▶ Exercise details: From the first line to the last, write out the records exactly, leaving out images.

▶ Source material:

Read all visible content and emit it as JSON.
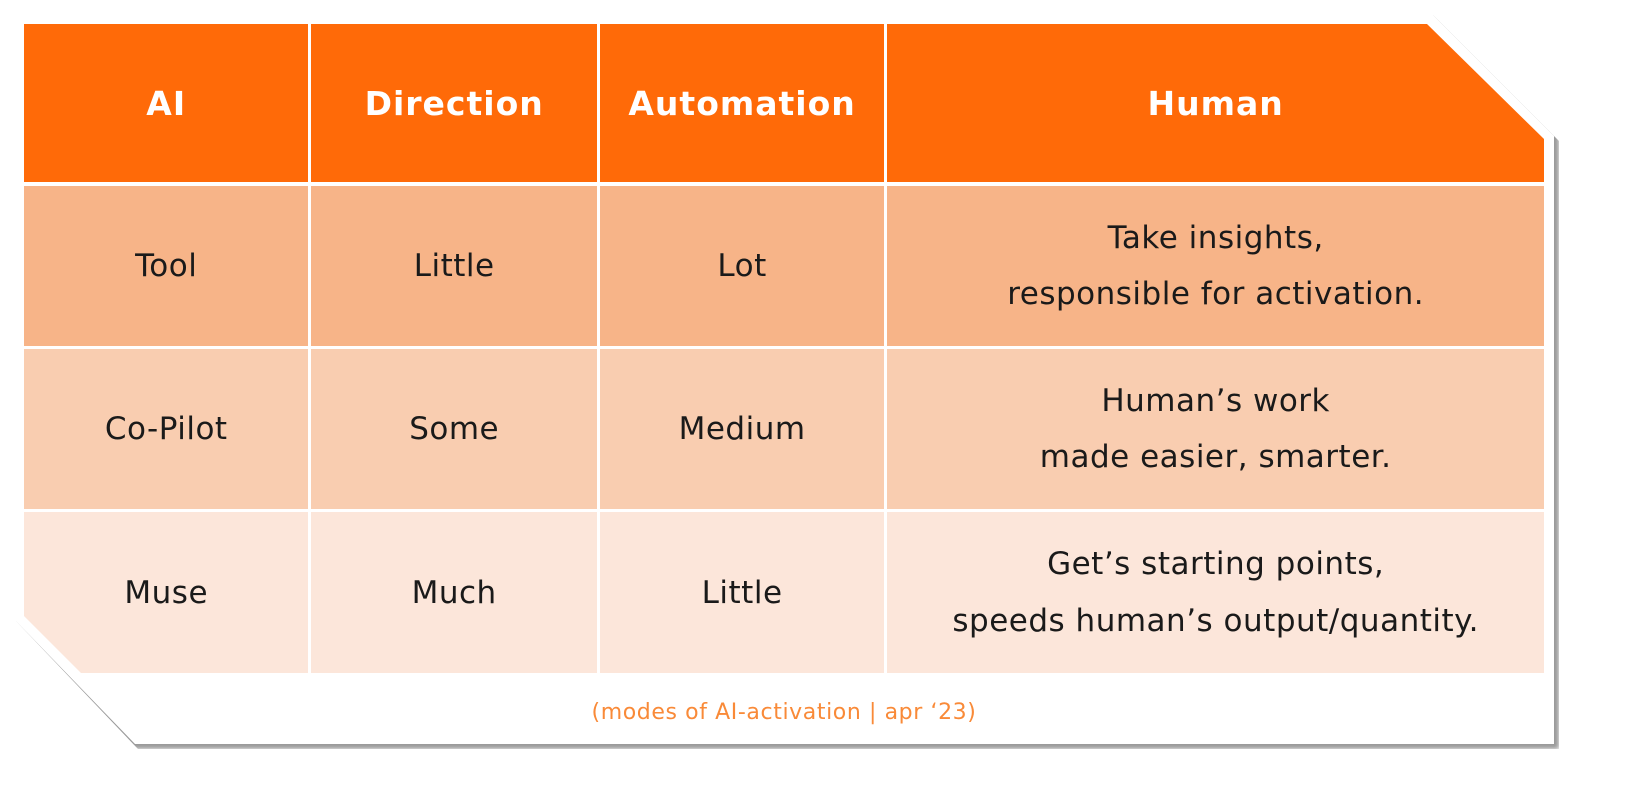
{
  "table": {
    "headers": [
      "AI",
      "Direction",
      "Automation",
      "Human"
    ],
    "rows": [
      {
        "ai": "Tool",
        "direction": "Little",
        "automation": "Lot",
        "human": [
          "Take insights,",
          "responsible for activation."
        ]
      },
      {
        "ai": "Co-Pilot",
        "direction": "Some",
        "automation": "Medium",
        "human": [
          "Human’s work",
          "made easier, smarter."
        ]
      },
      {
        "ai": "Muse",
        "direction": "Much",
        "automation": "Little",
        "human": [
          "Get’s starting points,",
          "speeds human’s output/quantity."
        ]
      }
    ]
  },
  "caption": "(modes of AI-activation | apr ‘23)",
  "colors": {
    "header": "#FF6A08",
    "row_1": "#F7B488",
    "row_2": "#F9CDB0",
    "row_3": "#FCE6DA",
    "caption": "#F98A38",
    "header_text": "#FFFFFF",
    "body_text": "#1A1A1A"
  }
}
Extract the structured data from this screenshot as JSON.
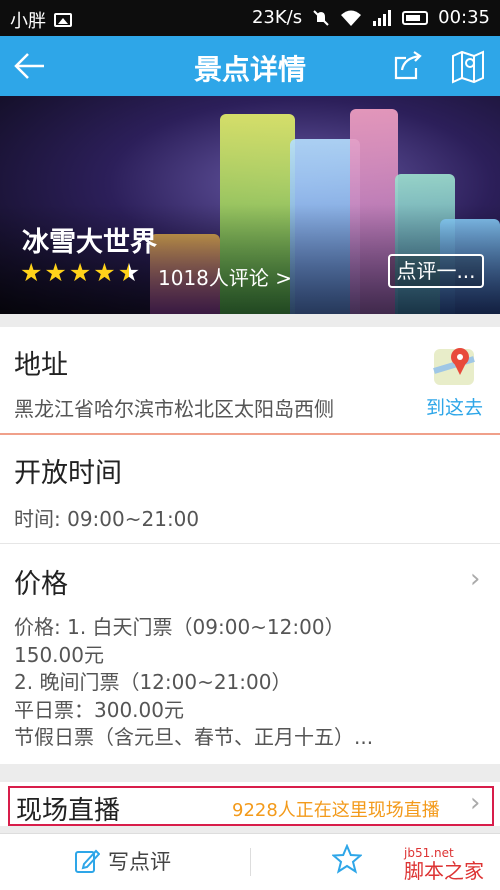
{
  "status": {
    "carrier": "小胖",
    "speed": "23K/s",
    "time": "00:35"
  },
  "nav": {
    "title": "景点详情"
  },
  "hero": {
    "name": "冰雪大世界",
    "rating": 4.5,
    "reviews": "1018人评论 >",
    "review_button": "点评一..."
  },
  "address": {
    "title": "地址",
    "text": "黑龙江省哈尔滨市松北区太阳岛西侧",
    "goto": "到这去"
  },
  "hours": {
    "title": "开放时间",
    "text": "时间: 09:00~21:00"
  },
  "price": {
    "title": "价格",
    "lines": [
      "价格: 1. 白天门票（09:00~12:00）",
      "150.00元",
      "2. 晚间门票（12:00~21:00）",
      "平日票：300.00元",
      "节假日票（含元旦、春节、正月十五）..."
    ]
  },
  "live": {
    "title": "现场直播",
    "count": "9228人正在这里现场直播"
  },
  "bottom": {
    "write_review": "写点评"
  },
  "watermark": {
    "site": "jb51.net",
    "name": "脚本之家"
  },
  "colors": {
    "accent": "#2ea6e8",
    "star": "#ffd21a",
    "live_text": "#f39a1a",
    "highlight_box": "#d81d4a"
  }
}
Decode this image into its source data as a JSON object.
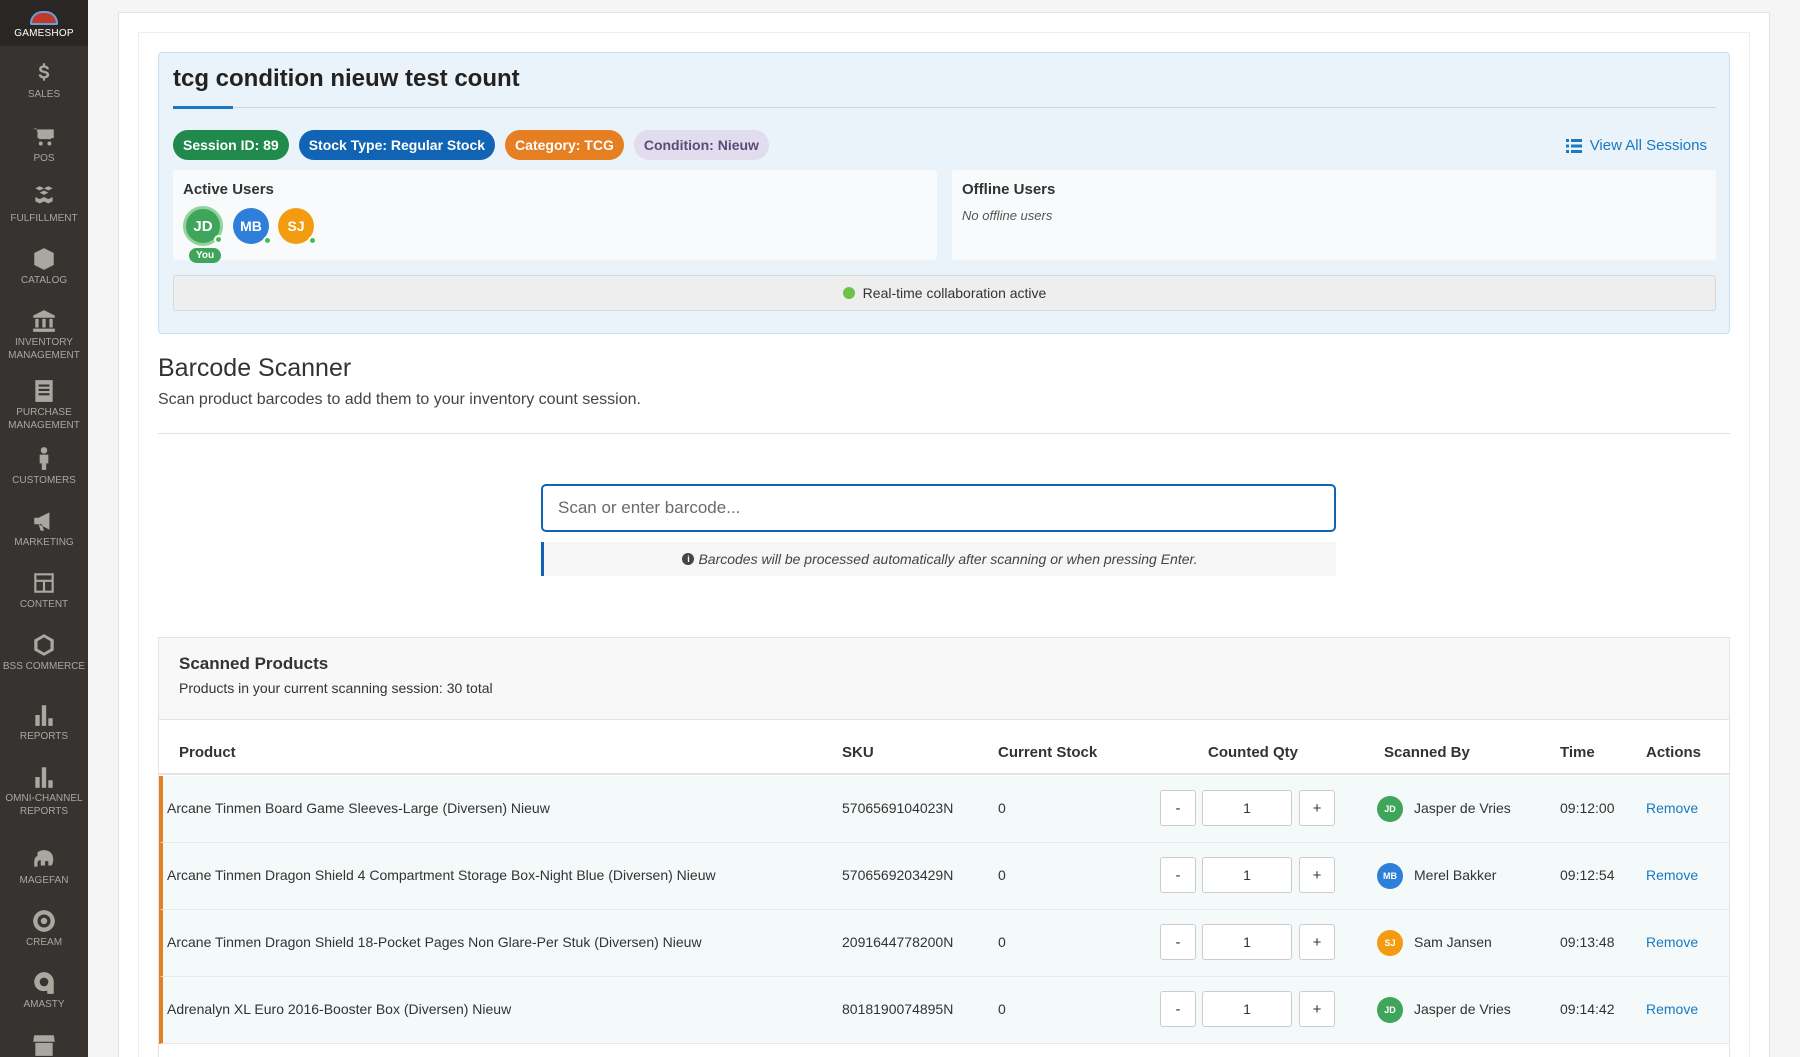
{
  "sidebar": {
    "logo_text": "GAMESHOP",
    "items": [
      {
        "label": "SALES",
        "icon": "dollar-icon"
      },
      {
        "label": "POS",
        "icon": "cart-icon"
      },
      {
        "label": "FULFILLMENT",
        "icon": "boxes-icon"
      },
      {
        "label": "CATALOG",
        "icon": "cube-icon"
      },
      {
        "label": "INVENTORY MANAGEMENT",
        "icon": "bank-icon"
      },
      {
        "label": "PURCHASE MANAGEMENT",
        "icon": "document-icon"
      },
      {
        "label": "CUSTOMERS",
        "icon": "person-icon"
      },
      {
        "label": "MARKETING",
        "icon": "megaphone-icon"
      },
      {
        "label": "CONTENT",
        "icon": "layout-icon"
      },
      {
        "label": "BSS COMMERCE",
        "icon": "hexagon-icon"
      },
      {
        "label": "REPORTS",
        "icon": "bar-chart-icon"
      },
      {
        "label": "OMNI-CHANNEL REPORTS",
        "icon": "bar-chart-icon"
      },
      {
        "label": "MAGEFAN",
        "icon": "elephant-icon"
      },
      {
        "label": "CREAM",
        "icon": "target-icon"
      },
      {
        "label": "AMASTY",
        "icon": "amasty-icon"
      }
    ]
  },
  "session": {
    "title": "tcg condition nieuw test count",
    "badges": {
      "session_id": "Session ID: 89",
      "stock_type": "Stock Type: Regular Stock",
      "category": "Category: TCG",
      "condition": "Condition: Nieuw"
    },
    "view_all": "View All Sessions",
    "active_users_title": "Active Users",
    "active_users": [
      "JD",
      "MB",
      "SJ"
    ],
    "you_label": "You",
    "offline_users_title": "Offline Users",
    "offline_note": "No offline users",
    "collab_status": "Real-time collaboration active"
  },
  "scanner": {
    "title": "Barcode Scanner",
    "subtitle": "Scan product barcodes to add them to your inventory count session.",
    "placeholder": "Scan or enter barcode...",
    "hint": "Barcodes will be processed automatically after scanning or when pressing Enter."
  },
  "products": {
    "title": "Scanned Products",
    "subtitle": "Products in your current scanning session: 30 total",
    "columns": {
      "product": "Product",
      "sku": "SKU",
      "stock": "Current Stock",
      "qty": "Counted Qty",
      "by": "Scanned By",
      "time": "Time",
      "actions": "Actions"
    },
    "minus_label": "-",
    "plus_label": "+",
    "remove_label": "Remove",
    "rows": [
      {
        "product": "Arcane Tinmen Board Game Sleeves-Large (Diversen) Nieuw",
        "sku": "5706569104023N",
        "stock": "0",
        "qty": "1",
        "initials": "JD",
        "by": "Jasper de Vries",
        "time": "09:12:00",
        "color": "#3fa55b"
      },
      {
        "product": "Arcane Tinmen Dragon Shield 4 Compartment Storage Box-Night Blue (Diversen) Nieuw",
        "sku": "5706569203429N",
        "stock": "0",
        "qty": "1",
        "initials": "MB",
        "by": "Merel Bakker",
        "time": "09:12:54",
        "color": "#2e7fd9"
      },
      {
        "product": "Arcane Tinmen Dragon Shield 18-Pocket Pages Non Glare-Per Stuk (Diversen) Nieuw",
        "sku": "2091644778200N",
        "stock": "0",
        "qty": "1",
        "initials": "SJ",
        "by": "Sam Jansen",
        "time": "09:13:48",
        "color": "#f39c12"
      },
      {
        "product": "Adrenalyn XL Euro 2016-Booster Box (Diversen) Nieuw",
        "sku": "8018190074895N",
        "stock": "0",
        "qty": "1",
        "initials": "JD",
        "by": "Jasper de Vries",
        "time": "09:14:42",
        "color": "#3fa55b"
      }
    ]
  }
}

▶ The answer:
Read all visible content and emit it as JSON.
{
  "table": {
    "headers": [
      "AI",
      "Direction",
      "Automation",
      "Human"
    ],
    "rows": [
      {
        "ai": "Tool",
        "direction": "Little",
        "automation": "Lot",
        "human": [
          "Take insights,",
          "responsible for activation."
        ]
      },
      {
        "ai": "Co-Pilot",
        "direction": "Some",
        "automation": "Medium",
        "human": [
          "Human’s work",
          "made easier, smarter."
        ]
      },
      {
        "ai": "Muse",
        "direction": "Much",
        "automation": "Little",
        "human": [
          "Get’s starting points,",
          "speeds human’s output/quantity."
        ]
      }
    ]
  },
  "caption": "(modes of AI-activation | apr ‘23)",
  "colors": {
    "header": "#FF6A08",
    "row_1": "#F7B488",
    "row_2": "#F9CDB0",
    "row_3": "#FCE6DA",
    "caption": "#F98A38",
    "header_text": "#FFFFFF",
    "body_text": "#1A1A1A"
  }
}
Extract the structured data from this screenshot as JSON.
{
  "status": {
    "carrier": "小胖",
    "speed": "23K/s",
    "time": "00:35"
  },
  "nav": {
    "title": "景点详情"
  },
  "hero": {
    "name": "冰雪大世界",
    "rating": 4.5,
    "reviews": "1018人评论 >",
    "review_button": "点评一..."
  },
  "address": {
    "title": "地址",
    "text": "黑龙江省哈尔滨市松北区太阳岛西侧",
    "goto": "到这去"
  },
  "hours": {
    "title": "开放时间",
    "text": "时间: 09:00~21:00"
  },
  "price": {
    "title": "价格",
    "lines": [
      "价格: 1. 白天门票（09:00~12:00）",
      "150.00元",
      "2. 晚间门票（12:00~21:00）",
      "平日票：300.00元",
      "节假日票（含元旦、春节、正月十五）..."
    ]
  },
  "live": {
    "title": "现场直播",
    "count": "9228人正在这里现场直播"
  },
  "bottom": {
    "write_review": "写点评"
  },
  "watermark": {
    "site": "jb51.net",
    "name": "脚本之家"
  },
  "colors": {
    "accent": "#2ea6e8",
    "star": "#ffd21a",
    "live_text": "#f39a1a",
    "highlight_box": "#d81d4a"
  }
}
Decode this image into its source data as a JSON object.
{
  "sidebar": {
    "logo_text": "GAMESHOP",
    "items": [
      {
        "label": "SALES",
        "icon": "dollar-icon"
      },
      {
        "label": "POS",
        "icon": "cart-icon"
      },
      {
        "label": "FULFILLMENT",
        "icon": "boxes-icon"
      },
      {
        "label": "CATALOG",
        "icon": "cube-icon"
      },
      {
        "label": "INVENTORY MANAGEMENT",
        "icon": "bank-icon"
      },
      {
        "label": "PURCHASE MANAGEMENT",
        "icon": "document-icon"
      },
      {
        "label": "CUSTOMERS",
        "icon": "person-icon"
      },
      {
        "label": "MARKETING",
        "icon": "megaphone-icon"
      },
      {
        "label": "CONTENT",
        "icon": "layout-icon"
      },
      {
        "label": "BSS COMMERCE",
        "icon": "hexagon-icon"
      },
      {
        "label": "REPORTS",
        "icon": "bar-chart-icon"
      },
      {
        "label": "OMNI-CHANNEL REPORTS",
        "icon": "bar-chart-icon"
      },
      {
        "label": "MAGEFAN",
        "icon": "elephant-icon"
      },
      {
        "label": "CREAM",
        "icon": "target-icon"
      },
      {
        "label": "AMASTY",
        "icon": "amasty-icon"
      }
    ]
  },
  "session": {
    "title": "tcg condition nieuw test count",
    "badges": {
      "session_id": "Session ID: 89",
      "stock_type": "Stock Type: Regular Stock",
      "category": "Category: TCG",
      "condition": "Condition: Nieuw"
    },
    "view_all": "View All Sessions",
    "active_users_title": "Active Users",
    "active_users": [
      "JD",
      "MB",
      "SJ"
    ],
    "you_label": "You",
    "offline_users_title": "Offline Users",
    "offline_note": "No offline users",
    "collab_status": "Real-time collaboration active"
  },
  "scanner": {
    "title": "Barcode Scanner",
    "subtitle": "Scan product barcodes to add them to your inventory count session.",
    "placeholder": "Scan or enter barcode...",
    "hint": "Barcodes will be processed automatically after scanning or when pressing Enter."
  },
  "products": {
    "title": "Scanned Products",
    "subtitle": "Products in your current scanning session: 30 total",
    "columns": {
      "product": "Product",
      "sku": "SKU",
      "stock": "Current Stock",
      "qty": "Counted Qty",
      "by": "Scanned By",
      "time": "Time",
      "actions": "Actions"
    },
    "minus_label": "-",
    "plus_label": "+",
    "remove_label": "Remove",
    "rows": [
      {
        "product": "Arcane Tinmen Board Game Sleeves-Large (Diversen) Nieuw",
        "sku": "5706569104023N",
        "stock": "0",
        "qty": "1",
        "initials": "JD",
        "by": "Jasper de Vries",
        "time": "09:12:00",
        "color": "#3fa55b"
      },
      {
        "product": "Arcane Tinmen Dragon Shield 4 Compartment Storage Box-Night Blue (Diversen) Nieuw",
        "sku": "5706569203429N",
        "stock": "0",
        "qty": "1",
        "initials": "MB",
        "by": "Merel Bakker",
        "time": "09:12:54",
        "color": "#2e7fd9"
      },
      {
        "product": "Arcane Tinmen Dragon Shield 18-Pocket Pages Non Glare-Per Stuk (Diversen) Nieuw",
        "sku": "2091644778200N",
        "stock": "0",
        "qty": "1",
        "initials": "SJ",
        "by": "Sam Jansen",
        "time": "09:13:48",
        "color": "#f39c12"
      },
      {
        "product": "Adrenalyn XL Euro 2016-Booster Box (Diversen) Nieuw",
        "sku": "8018190074895N",
        "stock": "0",
        "qty": "1",
        "initials": "JD",
        "by": "Jasper de Vries",
        "time": "09:14:42",
        "color": "#3fa55b"
      }
    ]
  }
}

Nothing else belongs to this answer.